The argument is something like this: when normal people hear the word “mothers” being replaced by — actually in this case supplemented by — the phrase “birthing people,” they get anxious about being criticized for not using the “correct” term, even though the “correct” term strikes them as preposterous. And that anxiety pushes them rightward.
This is of course just a rehash of the now more than 30-year-old argument about political correctness, with many centrist types decrying what they see as over the top complaints about failures to use “inclusive” language etc.
These arguments aren’t completely baseless — people do in fact have anxieties about unintentionally giving offense because of shifting semantic practices — but they are almost always wildly overstated. I really like Bill, and very much admire how he was willing to pretty much upend his entire political world view in response to America’s right wing horrorshow. Nevertheless, is he really worried that he, or people like him, will get criticized for not using the term “birthing people” instead of “mothers?” Is this actually going to happen to anybody?
Ok it might happen in a faculty workshop on using gender inclusive language at Oberlin, where it will lead to much eye-rolling by various even the liberal types who will scoff at the absurdity of it all, even though if pressed they would admit that there actually are transgender people in the world and that directional men do have babies. But out in the real world, so called, 99.9% of the criticism and mockery for putatively inappropriate language use will be aimed at the people who are using phrases like “birthing people,” not at the people who have no idea what that phrase even means, i.e. 99.9999% of that subset of the American population that spends less than twenty hours a day on Twitter.
In other words, this is just another fake right wing culture war “controversy,” designed to play on the anxieties of people who are understandably anxious about a changing world that is often difficult to understand. It also allows right wingers to mock transgender people while hiding behind the usual nonsense about how we’re not even allowed to say X anymore ever since the blacks and the girls and especially the black girls started getting so uppity, right around the time race music started dominating the radio in the 1960s.

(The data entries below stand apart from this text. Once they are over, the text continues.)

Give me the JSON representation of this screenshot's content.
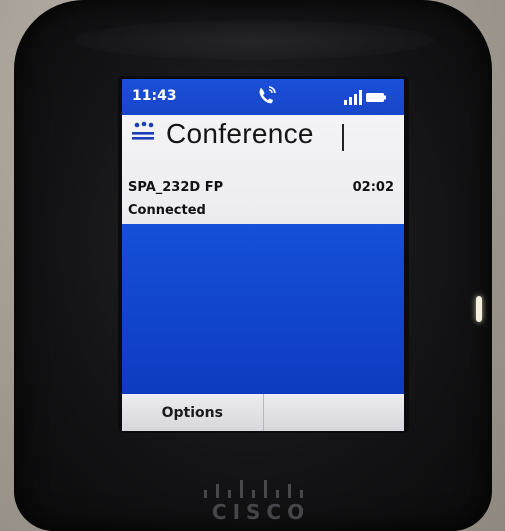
{
  "status_bar": {
    "time": "11:43",
    "call_icon": "phone-ringing-icon",
    "signal_icon": "signal-bars-icon",
    "battery_icon": "battery-icon"
  },
  "header": {
    "conference_icon": "conference-icon",
    "title": "Conference"
  },
  "call": {
    "caller": "SPA_232D FP",
    "duration": "02:02",
    "status": "Connected"
  },
  "softkeys": [
    {
      "label": "Options"
    },
    {
      "label": ""
    }
  ],
  "brand": {
    "logo_icon": "cisco-logo-icon",
    "name": "CISCO"
  },
  "colors": {
    "screen_blue": "#0f3fcf",
    "panel_white": "#f4f4f6",
    "phone_body": "#141416"
  }
}
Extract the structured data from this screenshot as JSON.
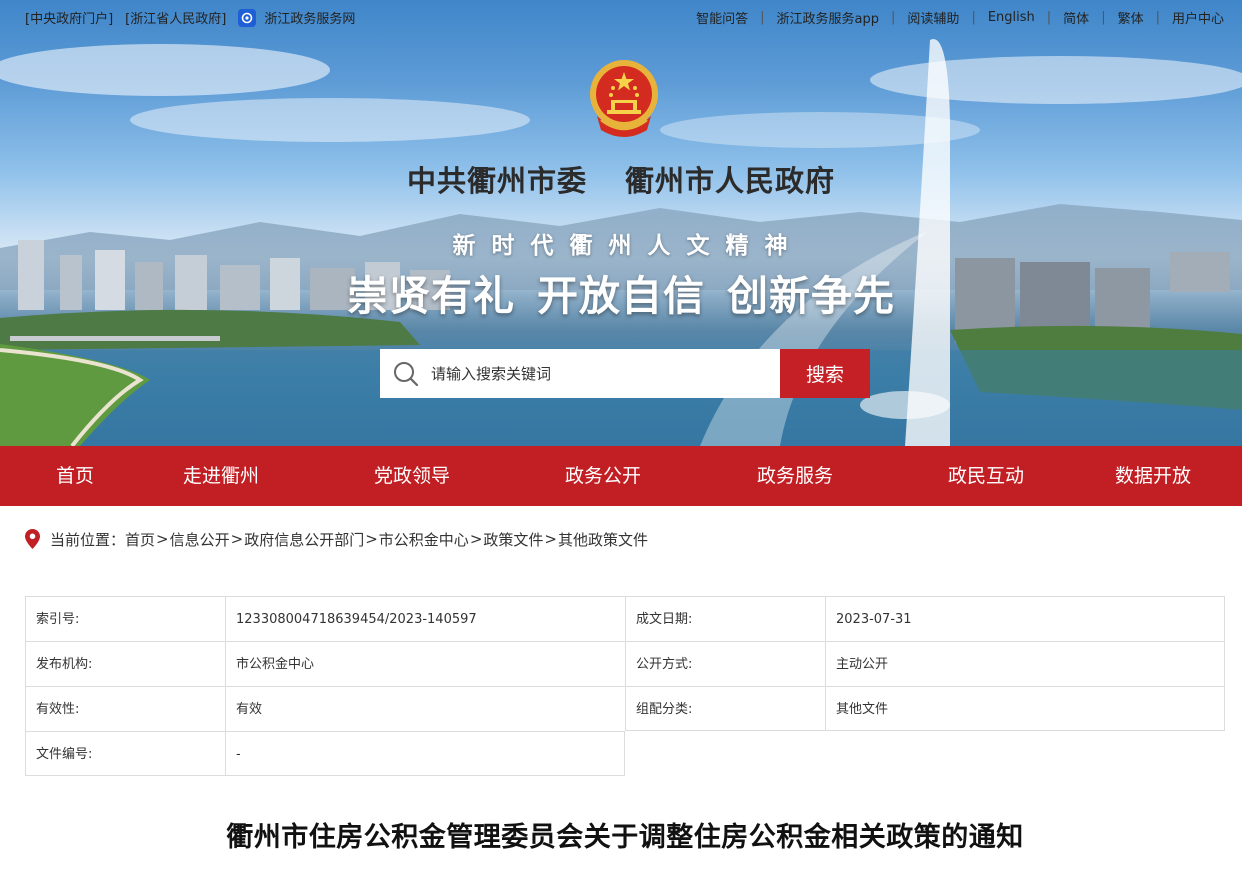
{
  "topbar": {
    "left_links": [
      "[中央政府门户]",
      "[浙江省人民政府]",
      "浙江政务服务网"
    ],
    "right_links": [
      "智能问答",
      "浙江政务服务app",
      "阅读辅助",
      "English",
      "简体",
      "繁体",
      "用户中心"
    ],
    "separator": "|"
  },
  "header": {
    "title_party": "中共衢州市委",
    "title_gov": "衢州市人民政府",
    "slogan_top": "新时代衢州人文精神",
    "slogan_parts": [
      "崇贤有礼",
      "开放自信",
      "创新争先"
    ]
  },
  "search": {
    "placeholder": "请输入搜索关键词",
    "button_label": "搜索"
  },
  "nav": {
    "items": [
      "首页",
      "走进衢州",
      "党政领导",
      "政务公开",
      "政务服务",
      "政民互动",
      "数据开放"
    ]
  },
  "breadcrumb": {
    "label": "当前位置：",
    "items": [
      "首页",
      "信息公开",
      "政府信息公开部门",
      "市公积金中心",
      "政策文件",
      "其他政策文件"
    ],
    "separator": ">"
  },
  "meta": {
    "index_label": "索引号:",
    "index_value": "123308004718639454/2023-140597",
    "date_label": "成文日期:",
    "date_value": "2023-07-31",
    "org_label": "发布机构:",
    "org_value": "市公积金中心",
    "mode_label": "公开方式:",
    "mode_value": "主动公开",
    "valid_label": "有效性:",
    "valid_value": "有效",
    "category_label": "组配分类:",
    "category_value": "其他文件",
    "docno_label": "文件编号:",
    "docno_value": "-"
  },
  "article": {
    "title": "衢州市住房公积金管理委员会关于调整住房公积金相关政策的通知"
  },
  "colors": {
    "brand_red": "#c21f24",
    "search_red": "#c42025",
    "table_border": "#dcdcdc"
  }
}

As long as we Boomers are still alive in large numbers, it will always still be the 1960s. That’s what arguments about politically correct aka woke speech have always been about and will always be about.